Yesterday, I made a same day trip to and from the Big Apple via La Guardia….always a pleasant experience, isn’t it? And, this time it was not much different except that the two hour flight delay happened on the ground at Dulles vs. the typical problems at LGA. But, that’s not the focus of this post. I don’t think there’s really any help for that airport (my apologies to those that work there).
This is a post about a combination of my own oversight and United Airline’s uncanny ability (like so many of the airlines these days) to deliver the knockout punch…instead of seizing an opportunity to secure a loyal customer.
I was hurriedly checking in via the e-ticket machine at LGA for my return trip to Virginia. I had arrived later than planned due to a fair amount of traffic, even for a Saturday (I know, my fault for not planning accordingly). Somehow, not paying attention, I ended up buying an economy seat upgrade for $15. I thought I was choosing seats. Of course, had I read the screen more thoroughly, and then had the good sense to “cancel” before committing to the purchase, I would have avoided this entire tragedy. But, I goofed, and didn’t.

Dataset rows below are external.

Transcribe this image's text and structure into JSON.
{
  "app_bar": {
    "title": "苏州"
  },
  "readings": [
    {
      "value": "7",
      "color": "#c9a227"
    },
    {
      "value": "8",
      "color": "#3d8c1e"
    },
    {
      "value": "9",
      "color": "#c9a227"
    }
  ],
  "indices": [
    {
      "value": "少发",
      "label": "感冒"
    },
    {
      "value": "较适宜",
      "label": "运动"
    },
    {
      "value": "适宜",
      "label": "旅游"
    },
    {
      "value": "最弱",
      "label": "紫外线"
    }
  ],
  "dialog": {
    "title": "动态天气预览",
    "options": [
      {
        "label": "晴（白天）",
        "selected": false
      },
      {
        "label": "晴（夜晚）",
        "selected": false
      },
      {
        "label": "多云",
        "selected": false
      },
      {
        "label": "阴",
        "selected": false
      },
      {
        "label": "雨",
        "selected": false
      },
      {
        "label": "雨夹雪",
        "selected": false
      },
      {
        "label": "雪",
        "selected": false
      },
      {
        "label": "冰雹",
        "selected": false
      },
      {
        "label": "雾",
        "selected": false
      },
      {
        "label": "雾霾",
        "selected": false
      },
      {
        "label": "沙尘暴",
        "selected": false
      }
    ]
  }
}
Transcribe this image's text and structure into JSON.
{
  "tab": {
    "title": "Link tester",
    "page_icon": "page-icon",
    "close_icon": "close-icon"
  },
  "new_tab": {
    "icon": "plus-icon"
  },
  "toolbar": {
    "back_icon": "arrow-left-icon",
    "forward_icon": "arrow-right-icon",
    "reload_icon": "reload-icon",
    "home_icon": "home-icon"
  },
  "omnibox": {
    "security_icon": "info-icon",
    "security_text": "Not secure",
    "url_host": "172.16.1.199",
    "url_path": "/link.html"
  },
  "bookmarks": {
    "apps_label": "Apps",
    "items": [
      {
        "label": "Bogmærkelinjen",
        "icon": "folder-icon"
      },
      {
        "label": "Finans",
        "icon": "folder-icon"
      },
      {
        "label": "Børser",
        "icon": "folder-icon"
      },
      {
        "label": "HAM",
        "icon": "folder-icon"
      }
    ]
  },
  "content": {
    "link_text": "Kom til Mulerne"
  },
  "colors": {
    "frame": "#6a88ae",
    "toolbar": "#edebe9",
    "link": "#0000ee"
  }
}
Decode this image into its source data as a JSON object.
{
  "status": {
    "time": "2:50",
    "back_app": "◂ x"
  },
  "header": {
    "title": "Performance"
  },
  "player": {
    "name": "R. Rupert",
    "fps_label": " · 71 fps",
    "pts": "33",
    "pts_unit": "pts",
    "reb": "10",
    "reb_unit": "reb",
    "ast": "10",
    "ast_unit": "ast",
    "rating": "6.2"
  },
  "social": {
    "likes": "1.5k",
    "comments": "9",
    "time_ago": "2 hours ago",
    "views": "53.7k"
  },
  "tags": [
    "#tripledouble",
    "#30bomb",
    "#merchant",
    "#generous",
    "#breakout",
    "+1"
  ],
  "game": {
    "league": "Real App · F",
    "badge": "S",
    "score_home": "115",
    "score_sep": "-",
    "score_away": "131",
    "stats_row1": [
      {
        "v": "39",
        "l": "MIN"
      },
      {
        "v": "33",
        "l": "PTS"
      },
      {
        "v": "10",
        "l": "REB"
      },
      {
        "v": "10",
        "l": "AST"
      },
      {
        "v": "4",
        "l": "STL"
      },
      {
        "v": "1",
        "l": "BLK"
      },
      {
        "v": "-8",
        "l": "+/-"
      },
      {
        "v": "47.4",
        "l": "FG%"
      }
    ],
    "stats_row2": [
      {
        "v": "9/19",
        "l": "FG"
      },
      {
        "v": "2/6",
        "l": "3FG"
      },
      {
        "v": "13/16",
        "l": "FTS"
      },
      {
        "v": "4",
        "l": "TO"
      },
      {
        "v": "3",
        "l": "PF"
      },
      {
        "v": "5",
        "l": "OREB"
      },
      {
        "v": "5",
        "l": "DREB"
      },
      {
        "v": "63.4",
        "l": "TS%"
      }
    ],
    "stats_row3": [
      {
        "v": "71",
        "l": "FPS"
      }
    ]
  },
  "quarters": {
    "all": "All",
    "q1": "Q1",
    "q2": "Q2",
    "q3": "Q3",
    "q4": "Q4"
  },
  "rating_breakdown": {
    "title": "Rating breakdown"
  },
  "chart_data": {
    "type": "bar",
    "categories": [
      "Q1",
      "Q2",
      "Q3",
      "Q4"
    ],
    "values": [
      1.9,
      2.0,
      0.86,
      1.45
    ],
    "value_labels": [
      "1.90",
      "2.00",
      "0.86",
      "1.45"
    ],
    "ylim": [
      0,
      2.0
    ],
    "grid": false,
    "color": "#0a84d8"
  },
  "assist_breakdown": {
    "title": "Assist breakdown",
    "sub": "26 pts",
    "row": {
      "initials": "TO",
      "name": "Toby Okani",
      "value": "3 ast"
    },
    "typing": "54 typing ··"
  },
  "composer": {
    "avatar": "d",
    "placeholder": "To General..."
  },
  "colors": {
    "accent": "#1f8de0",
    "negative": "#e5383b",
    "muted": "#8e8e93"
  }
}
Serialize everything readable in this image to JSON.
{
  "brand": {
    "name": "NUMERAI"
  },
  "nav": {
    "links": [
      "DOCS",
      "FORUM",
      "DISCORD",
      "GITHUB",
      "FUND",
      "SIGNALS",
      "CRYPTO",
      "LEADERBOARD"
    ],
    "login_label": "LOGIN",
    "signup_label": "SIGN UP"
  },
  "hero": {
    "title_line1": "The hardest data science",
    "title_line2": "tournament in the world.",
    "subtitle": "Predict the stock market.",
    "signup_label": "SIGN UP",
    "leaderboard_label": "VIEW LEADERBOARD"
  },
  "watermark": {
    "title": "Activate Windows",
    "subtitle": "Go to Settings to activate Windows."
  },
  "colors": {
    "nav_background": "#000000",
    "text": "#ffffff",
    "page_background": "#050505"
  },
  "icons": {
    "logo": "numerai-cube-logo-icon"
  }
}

So, I end up at the gate, and the following exchange occurred between me and a Ms. Hatchet (I refer to her as Nurse Ratchet from the famed One Flew Over The Cuckoos Nest film due to her like demeanor and personality).
Me: Excuse me, I have kind of a stupid question.
Nurse Ratchet: No answer….just a stare.
Me: I just checked-in via the e-ticket machine, and inadvertently purchased this (I showed her the printed receipt). What did I buy?
Nurse: You bought an economy seat upgrade.
Me: Thining….(Duh! I can see that on the receipt Miss personality of a wet towel). I see that, I mean what do I get for the $15?
I kid you not, that’s what she said….Noth’in!
So, I ask you United Airlines, what the heck did I receive for my $15? Now, I think I somewhat figured out the game, and the supposed value of the upgrade….to be closer to the front (I guess so I can get my rear off faster if I’m late for a connection which is more than probable coming out of LGA. But, not this time…we were an hour early!)
The moral of the story is this….if you’re going to charge someone for a service, please make sure all of your employees know how to articulate the benefits of the program. In Ms. Hatchet’s case, she has far deeper issues. I wouldn’t have her loading luggage (no offense meant to you folks doing that important job). She certainly has no business paying such special attention and administering her special brand of courtesy to a large percentage of your LGA customers. She needs to go!...for your sake more than mine. Since it’s unlikely I’ll Fly the Friendly Skies anytime soon.